The Space Surveillance Telescope (SST) is a three-mirror Mersenne-Schmidt telescope with a 3.5 m primary mirror. It is designed to rapidly scan for space objects, particularly along the geosynchronous belt, approximately 36,000 km above the Earth. The SST has an unusually short focal ratio of F/1.0 and employs a camera composed of curved charge-coupled devices to match the telescope’s inherent field curvature. The field-of-view of the system is 6 square degrees. While the unique system design is advantageous for space surveillance capabilities, it presents a challenge to alignment due to an inherently small depth of focus and the additional degrees of freedom introduced with a powered tertiary mirror. The alignment procedure developed for the SST at zenith pointing is discussed, as well as the maintenance of focus and alignment of the system across a range of elevation and temperature conditions. Quantitative performance metrics demonstrate the success of the system alignment during the telescope’s first year of operation.

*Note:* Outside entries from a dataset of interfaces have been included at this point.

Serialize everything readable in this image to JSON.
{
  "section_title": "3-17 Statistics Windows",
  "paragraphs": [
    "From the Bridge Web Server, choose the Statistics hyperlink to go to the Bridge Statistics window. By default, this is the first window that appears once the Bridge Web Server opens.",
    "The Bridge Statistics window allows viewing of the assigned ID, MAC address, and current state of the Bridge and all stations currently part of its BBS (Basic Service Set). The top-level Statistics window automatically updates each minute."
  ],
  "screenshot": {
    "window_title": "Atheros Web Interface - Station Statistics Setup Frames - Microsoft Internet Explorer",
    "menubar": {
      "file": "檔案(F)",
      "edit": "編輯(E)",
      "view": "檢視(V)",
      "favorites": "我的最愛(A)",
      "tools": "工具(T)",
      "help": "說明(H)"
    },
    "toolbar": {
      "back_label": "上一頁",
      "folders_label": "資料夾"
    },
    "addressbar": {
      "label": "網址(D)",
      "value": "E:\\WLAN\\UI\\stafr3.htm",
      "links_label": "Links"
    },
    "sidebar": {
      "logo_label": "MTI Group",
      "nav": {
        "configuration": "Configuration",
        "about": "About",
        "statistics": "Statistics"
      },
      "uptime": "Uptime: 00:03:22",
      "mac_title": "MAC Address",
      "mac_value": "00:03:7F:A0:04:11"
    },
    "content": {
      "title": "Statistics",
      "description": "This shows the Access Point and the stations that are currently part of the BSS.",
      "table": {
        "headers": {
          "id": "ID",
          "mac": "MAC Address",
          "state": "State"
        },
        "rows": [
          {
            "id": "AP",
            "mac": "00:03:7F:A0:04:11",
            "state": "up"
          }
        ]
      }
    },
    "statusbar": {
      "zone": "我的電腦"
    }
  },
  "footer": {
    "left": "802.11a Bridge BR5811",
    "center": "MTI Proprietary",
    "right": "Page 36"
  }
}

The f/5 instrumentation suite for the Clay telescope was developed to provide the Magellan Consortium observer community with wide field optical imaging and multislit NIR spectroscopy capability. The instrument suite consists of several major subsystems including two focal plane instruments. These instruments are Megacam and MMIRS. Megacam is a panoramic, square format CCD mosaic imager, 0.4° on a side. It is instrumented with a full set of Sloan filters. MMIRS is a multislit NIR spectrograph that operates in Y through K band and has long slit and imaging capability as well. These two instruments can operate both at Magellan and the MMT. Megacam requires a wide field refractive corrector and a Topbox to support shutter and filter selection functions, as well as to perform wavefront sensing for primary mirror figure correction. Both the corrector and Topbox designs were modeled on previous designs for MMT, however features of the Magellan telescope required considerable revision of these designs. In this paper we discuss the optomechanical, electrical, software and structural design of these subsystems, as well as operational considerations that attended delivery of the instrument suite to first light.
In 2003, the converted MMT’s wide-field f/5 focus was commissioned. A 1.7-m diameter secondary and a large refractive corrector offer a 1° diameter field of view for spectroscopy and a 0.5° diameter field of view for imaging. Stellar images during excellent seeing are smaller than 0.5" FWHM across the spectroscopic field of view, and smaller than 0.4" across the imaging field of view. Three wide-field f/5 instruments are now in routine operation: Hectospec (an R~1000 optical spectrograph fed by 300 robotically-positioned optical fibers), Hectochelle (an R~40,000 optical spectrograph fed by the same fibers), and Megacam (a 340 megapixel, 36 CCD optical imager covering a 25' by 25' format).